No, stop! That wasn’t entirely fair to dismiss this nice little box right from the get go. If you know how sceptical and full of negativity your mentally unstable editrix is towards everything Chrome and Google you might maybe understand … but please don’t care about Orca’s private choices.
So, back on track now, I guess this is actually a nice little desktop mini PC, in line with some of the other small form factor boxes I’ve shown you here already. Only this time it’s not by some smalltime obscure electronics manufacturer in Shenzhen but being sold by the mighty American HP company. I guess it really doesn’t matter that this box obviously came from the same conveyor belt as some of the no-name products you get from AliBaba. It’s just being sold as a HP product and carries the Chrome logo as well. Which means we’re decidedly stepping out of the Windows realm and entering Google’s uncompromising Always Online way of computing. Ergo, as we all know, is the Chrome OS in principle nothing but a Chrome brower, embedded in an Android GUI.
Look Lon’s video about that thing:
Forgive me for not getting into the technical specs here as I guess they are always progressing but overall not as powerful as your grown up gaming PCs. Much more important for us newbies in the GNU/Linux environment is the question if this Chromebox will also run on Linux. In case you didn’t know yet: It’s my part time mission to find serviceable, not too expensive used and new hardware for you, on which you can fuk about with Linuxes on end. In so far I leave out all normal computers, although they’d work great, but try to find the obscure, fringey, used, no-name products for you to play with unashamedly and totally free of risk. And most important of all: I prefer stuff that comes empty, without a pre-installed Windows on it.
As far as I understood Lon, the answer if the HP Chromebox G2 run on Linux is Yes and No. As far as I’ve figgered out by now you can run Linux applications (and in this case it’s really apps) inside the Chrome/Android environment. So if you’re a SmartPhone user – as almost everybody is today – and you’re at home in Android and Chrome is your favourite browser, then this thing is absolutely for you.

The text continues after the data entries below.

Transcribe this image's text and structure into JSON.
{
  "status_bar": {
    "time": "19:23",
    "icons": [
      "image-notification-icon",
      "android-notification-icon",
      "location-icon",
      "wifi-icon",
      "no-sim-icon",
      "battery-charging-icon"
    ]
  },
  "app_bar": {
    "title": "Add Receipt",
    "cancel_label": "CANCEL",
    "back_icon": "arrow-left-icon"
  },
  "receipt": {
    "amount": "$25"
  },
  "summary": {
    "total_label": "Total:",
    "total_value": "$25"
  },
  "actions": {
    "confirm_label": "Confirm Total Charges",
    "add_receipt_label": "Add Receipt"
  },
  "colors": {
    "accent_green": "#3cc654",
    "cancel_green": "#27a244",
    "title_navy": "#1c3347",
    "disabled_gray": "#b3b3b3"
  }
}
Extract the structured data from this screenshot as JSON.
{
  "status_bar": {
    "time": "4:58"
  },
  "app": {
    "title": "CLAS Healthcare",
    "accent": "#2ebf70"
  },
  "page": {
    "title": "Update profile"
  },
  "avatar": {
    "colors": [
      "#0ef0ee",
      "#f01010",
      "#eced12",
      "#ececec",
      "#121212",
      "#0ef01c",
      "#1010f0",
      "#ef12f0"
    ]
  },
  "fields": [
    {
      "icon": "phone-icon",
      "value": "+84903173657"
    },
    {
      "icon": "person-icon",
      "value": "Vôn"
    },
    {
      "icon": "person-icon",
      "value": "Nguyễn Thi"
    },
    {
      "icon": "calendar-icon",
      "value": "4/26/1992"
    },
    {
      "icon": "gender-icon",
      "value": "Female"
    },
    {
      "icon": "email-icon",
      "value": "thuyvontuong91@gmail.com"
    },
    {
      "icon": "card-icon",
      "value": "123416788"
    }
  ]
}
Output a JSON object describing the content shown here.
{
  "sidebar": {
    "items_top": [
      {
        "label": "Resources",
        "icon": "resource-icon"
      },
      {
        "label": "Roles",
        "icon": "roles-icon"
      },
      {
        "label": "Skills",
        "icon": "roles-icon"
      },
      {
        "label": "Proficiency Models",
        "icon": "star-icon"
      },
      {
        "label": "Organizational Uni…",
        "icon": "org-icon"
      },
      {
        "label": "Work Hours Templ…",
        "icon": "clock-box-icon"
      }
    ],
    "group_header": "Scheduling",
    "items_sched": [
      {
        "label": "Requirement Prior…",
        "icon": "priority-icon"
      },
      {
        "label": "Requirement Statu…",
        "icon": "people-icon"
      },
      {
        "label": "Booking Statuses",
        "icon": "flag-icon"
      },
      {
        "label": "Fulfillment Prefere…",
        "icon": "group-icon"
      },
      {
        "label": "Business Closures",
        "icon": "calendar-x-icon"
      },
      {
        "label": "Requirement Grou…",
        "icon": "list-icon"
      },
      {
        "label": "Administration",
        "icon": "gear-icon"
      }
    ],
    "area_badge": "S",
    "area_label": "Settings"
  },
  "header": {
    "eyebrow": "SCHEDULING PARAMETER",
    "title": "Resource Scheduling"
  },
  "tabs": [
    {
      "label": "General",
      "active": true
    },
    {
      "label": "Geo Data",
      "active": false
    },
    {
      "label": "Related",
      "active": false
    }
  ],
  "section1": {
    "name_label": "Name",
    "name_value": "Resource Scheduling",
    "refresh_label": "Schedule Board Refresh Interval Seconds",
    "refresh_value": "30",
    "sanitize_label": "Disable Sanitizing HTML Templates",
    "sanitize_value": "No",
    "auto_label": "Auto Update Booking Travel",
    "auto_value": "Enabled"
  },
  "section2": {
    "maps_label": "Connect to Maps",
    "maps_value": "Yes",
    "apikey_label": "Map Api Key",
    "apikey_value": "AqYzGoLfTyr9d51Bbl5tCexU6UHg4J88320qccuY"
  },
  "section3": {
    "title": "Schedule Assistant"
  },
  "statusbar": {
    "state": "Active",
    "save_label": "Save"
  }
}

If on the other hand you made it your mission to just find a kinda cheap new machine to abuse as Linux distro tester, then no, rather not. Or as your editrix said already in the title: NOPE! Also we, or rather I, have no clue in how far the BIOS on Chromebooks and Chromeboxes even allows a straight up installation of a regular Linux distro. So, in conclusion let’s just get our hands off the HP ChromeBox G2.